  •   $156 – new grips, installed + two tools for take down + A Wilson Combat Take down Manual
Total: $1905

All the new gear.

I also spent $80 on a dropped offset holster for my Springfield XD9 to use until I got the 1911 purchases sorted out and $75 on a Woolrich Concealment vest. That brought my total expenditures, ignoring ammunition, to $2060 for October/November of 2012.

It took about 6 weeks to get the slim and get them installed. I basically had to start over learning to draw and to work the gun (because of the safety). I shot matches in late July, mid-September, and late October with my XD9. Due to these purchase and the new learning curve I didn’t shoot another match until January.

I haven’t taken any further classes and won’t until I can replace the cash I spent to switch guns. I still practice or shoot about once a week but no private or group lessons for now.
Was it a good decision? I’m not sure.

The down side: This gun is very finicky. The safety requires thinking about even more new things. It malfunctions easier. I have wasted lots of time at matches figuring out what’s wrong with my gun.

The upside: It’s thinner. More importantly, it’s heavier. I’m now able to shoot without re-positioning my hands on the gun between shots. When I’m ready to start shooting faster, the reduced recoil will help. The trigger is much lighter. I’m starting to take that for granted but it has surprised the friends that have shot this gun.

For now: I’m determined to learn as much as I can. I’m going to shoot with this gun for the rest of this year and then decide if I should be looking for something else.

The Label Project

The last competition match I shot almost cost me a holster. The day after the match I dumped out my range bag and was doing a quick inventory when I noticed: no kydex holster for the XD. That was bad, very bad. The holster set me back $80 and I really, really did not want to buy another one.

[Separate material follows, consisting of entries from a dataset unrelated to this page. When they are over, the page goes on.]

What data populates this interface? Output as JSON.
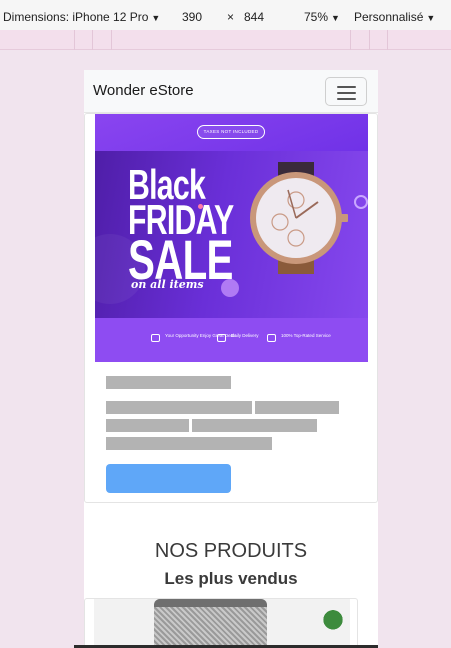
{
  "devtools": {
    "device_label": "Dimensions: iPhone 12 Pro",
    "width": "390",
    "times": "×",
    "height": "844",
    "zoom": "75%",
    "throttle": "Personnalisé"
  },
  "navbar": {
    "brand": "Wonder eStore"
  },
  "banner": {
    "pill": "TAXES NOT INCLUDED",
    "line1": "Black",
    "line2": "FRIDAY",
    "line3": "SALE",
    "line4": "on all items",
    "features": [
      {
        "text": "Your Opportunity Enjoy Great Deals"
      },
      {
        "text": "Daily Delivery"
      },
      {
        "text": "100% Top-Rated Service"
      }
    ]
  },
  "section": {
    "title": "NOS PRODUITS",
    "subtitle": "Les plus vendus"
  },
  "colors": {
    "page_bg": "#f1e4ee",
    "banner_purple": "#7b3fea",
    "placeholder_gray": "#b3b3b3",
    "button_blue": "#5fa7f8"
  }
}
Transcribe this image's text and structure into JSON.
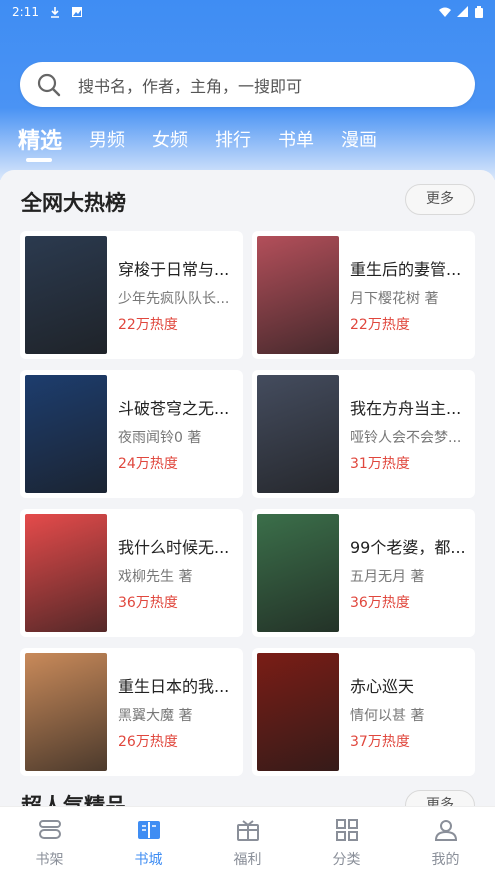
{
  "status_bar": {
    "time": "2:11"
  },
  "search": {
    "placeholder": "搜书名，作者，主角，一搜即可"
  },
  "tabs": [
    {
      "label": "精选",
      "active": true
    },
    {
      "label": "男频",
      "active": false
    },
    {
      "label": "女频",
      "active": false
    },
    {
      "label": "排行",
      "active": false
    },
    {
      "label": "书单",
      "active": false
    },
    {
      "label": "漫画",
      "active": false
    }
  ],
  "section": {
    "title": "全网大热榜",
    "more_label": "更多",
    "books": [
      {
        "title": "穿梭于日常与...",
        "author": "少年先疯队队长...",
        "heat": "22万热度",
        "cover_color": "#2b3a4f"
      },
      {
        "title": "重生后的妻管...",
        "author": "月下樱花树 著",
        "heat": "22万热度",
        "cover_color": "#b34f5a"
      },
      {
        "title": "斗破苍穹之无...",
        "author": "夜雨闻铃0 著",
        "heat": "24万热度",
        "cover_color": "#1d3d6e"
      },
      {
        "title": "我在方舟当主...",
        "author": "哑铃人会不会梦...",
        "heat": "31万热度",
        "cover_color": "#444c5e"
      },
      {
        "title": "我什么时候无...",
        "author": "戏柳先生 著",
        "heat": "36万热度",
        "cover_color": "#e54b4b"
      },
      {
        "title": "99个老婆，都...",
        "author": "五月无月 著",
        "heat": "36万热度",
        "cover_color": "#3b6f4a"
      },
      {
        "title": "重生日本的我...",
        "author": "黑翼大魔 著",
        "heat": "26万热度",
        "cover_color": "#c98a5a"
      },
      {
        "title": "赤心巡天",
        "author": "情何以甚 著",
        "heat": "37万热度",
        "cover_color": "#7a1d16"
      }
    ]
  },
  "next_section": {
    "title": "超人气精品",
    "more_label": "更多"
  },
  "bottom_nav": [
    {
      "label": "书架",
      "icon": "bookshelf-icon",
      "active": false
    },
    {
      "label": "书城",
      "icon": "bookstore-icon",
      "active": true
    },
    {
      "label": "福利",
      "icon": "gift-icon",
      "active": false
    },
    {
      "label": "分类",
      "icon": "category-grid-icon",
      "active": false
    },
    {
      "label": "我的",
      "icon": "profile-icon",
      "active": false
    }
  ],
  "colors": {
    "accent": "#3f8df3",
    "heat": "#e0473d"
  }
}
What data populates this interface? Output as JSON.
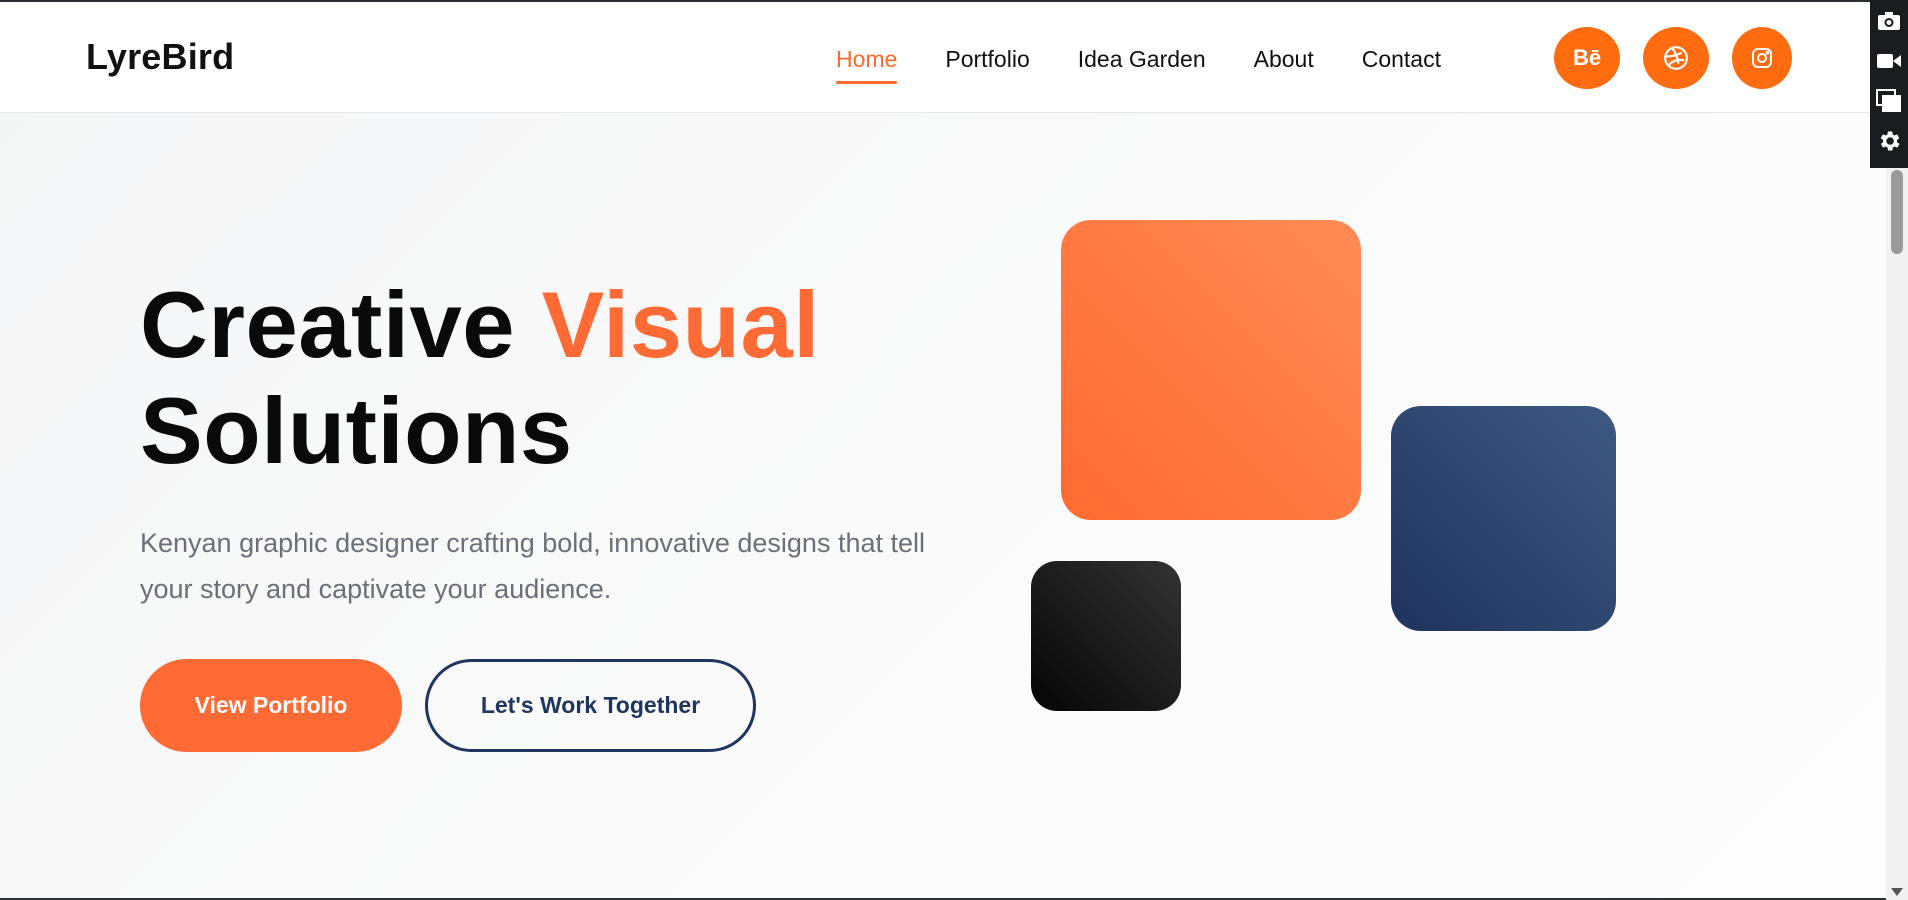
{
  "brand": {
    "logo": "LyreBird"
  },
  "nav": {
    "items": [
      {
        "label": "Home",
        "active": true
      },
      {
        "label": "Portfolio"
      },
      {
        "label": "Idea Garden"
      },
      {
        "label": "About"
      },
      {
        "label": "Contact"
      }
    ]
  },
  "socials": [
    {
      "label": "Bē",
      "icon": "behance-icon"
    },
    {
      "label": "",
      "icon": "dribbble-icon"
    },
    {
      "label": "",
      "icon": "instagram-icon"
    }
  ],
  "hero": {
    "title_part1": "Creative ",
    "title_accent": "Visual",
    "title_part2": "Solutions",
    "subtitle": "Kenyan graphic designer crafting bold, innovative designs that tell your story and captivate your audience.",
    "primary_button": "View Portfolio",
    "secondary_button": "Let's Work Together"
  },
  "colors": {
    "accent": "#ff6a35",
    "navy": "#1e3560",
    "dark": "#0a0a0a"
  },
  "toolbar": {
    "icons": [
      "camera-icon",
      "video-icon",
      "window-icon",
      "gear-icon"
    ]
  }
}
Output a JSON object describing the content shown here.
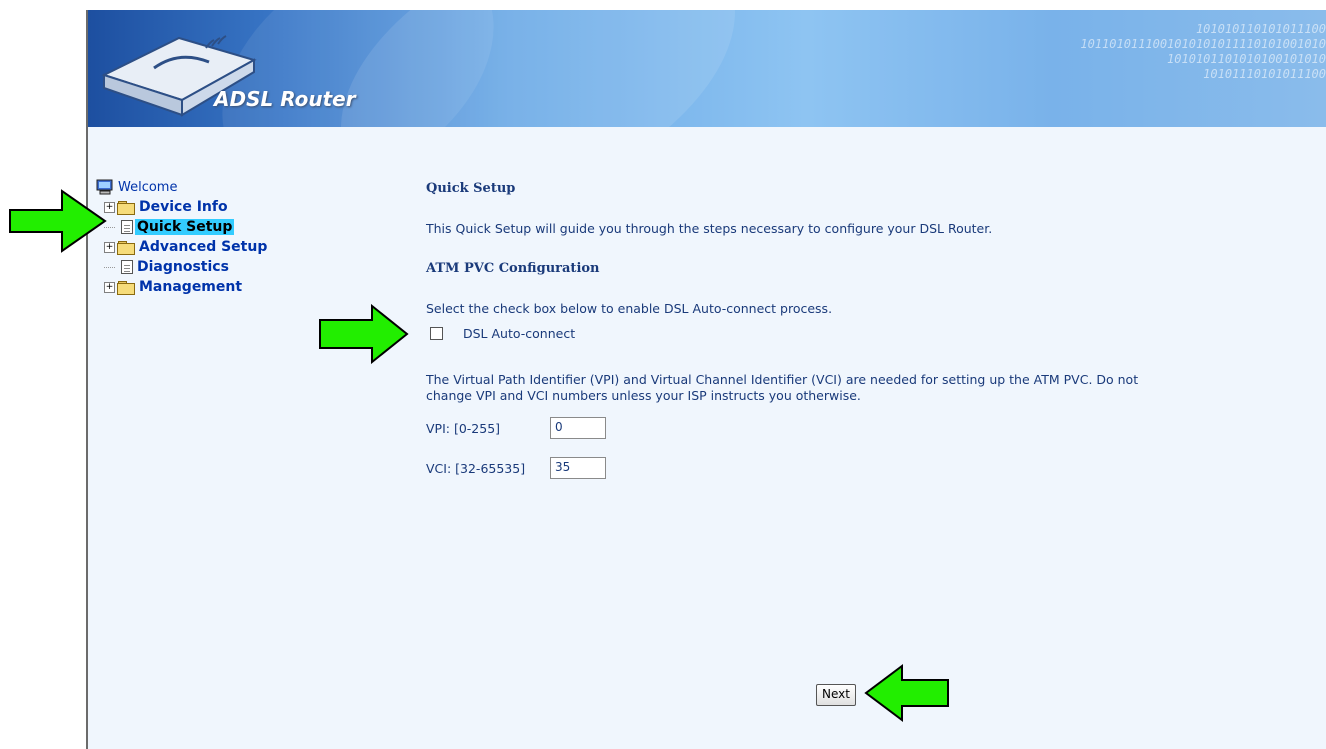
{
  "header": {
    "top_strip_text": "",
    "title": "ADSL Router",
    "binary_rows": [
      "101010110101011100",
      "1011010111001010101011110101001010",
      "1010101101010100101010",
      "10101110101011100"
    ]
  },
  "menu": {
    "welcome": "Welcome",
    "items": [
      {
        "label": "Device Info",
        "type": "folder",
        "expandable": true
      },
      {
        "label": "Quick Setup",
        "type": "page",
        "selected": true
      },
      {
        "label": "Advanced Setup",
        "type": "folder",
        "expandable": true
      },
      {
        "label": "Diagnostics",
        "type": "page"
      },
      {
        "label": "Management",
        "type": "folder",
        "expandable": true
      }
    ]
  },
  "main": {
    "title": "Quick Setup",
    "intro": "This Quick Setup will guide you through the steps necessary to configure your DSL Router.",
    "atm_title": "ATM PVC Configuration",
    "select_text": "Select the check box below to enable DSL Auto-connect process.",
    "auto_connect_label": "DSL Auto-connect",
    "auto_connect_checked": false,
    "vpi_vci_text_1": "The Virtual Path Identifier (VPI) and Virtual Channel Identifier (VCI) are needed for setting up the ATM PVC. Do not",
    "vpi_vci_text_2": "change VPI and VCI numbers unless your ISP instructs you otherwise.",
    "vpi_label": "VPI: [0-255]",
    "vpi_value": "0",
    "vci_label": "VCI: [32-65535]",
    "vci_value": "35",
    "next_label": "Next"
  },
  "colors": {
    "arrow_fill": "#22ee00",
    "selected_menu_bg": "#33ccff",
    "content_bg": "#f0f6fd",
    "link_blue": "#0033aa"
  }
}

I was headed back to the shop for a class that afternoon so I went early. I checked out the room where we hung out between stages and where I’d packed up my gear. The table was pristine and clean. My heart sunk.

A couple was filling out forms, probably their first visit to the range. I was looking through every box and container around them when the gentleman asked, “Are you looking for something?”. I explained and he glanced into a large box on the floor next to him that contained VHS tapes and was labeled, “Free – Please take”. He said, “Is this want you are looking for?” The cynic in me thought he was messing with me, but hallelujah!. He picked up my holster and I gave him a huge grin. I told him he’d made me a very happy girl. I must have knocked it off the table when I was packing up.

Lessons learned:

  • Pay attention
  • Label your gear so that an honest person will know who to return it too
Tonight I did just that:

All gear labeled! Hopefully I won’t misplace anything again but if I do there is hope for it to be returned.

Included: belt, ear muffs, custom ear plugs, 4 holsters, 3 mag pouches, glasses, and 3 sets of magazines.

I also numbered the individual magazines. An instructor advised me to do that. Why? If you start having problems with a magazine you can tell if it’s always the same one or if it’s randoms (ie: an issue with the gun).

And yes, I know using a label maker is kind of nerdy, but I really like the results. It will be interesting to see how the labels wear and if they stay attached to the gear. I have a small concern that the magazine labels will be scraped off when I load then stick in the magazine well, but that easy enough to fix. Each set has the labels in a different location so I can see what works best.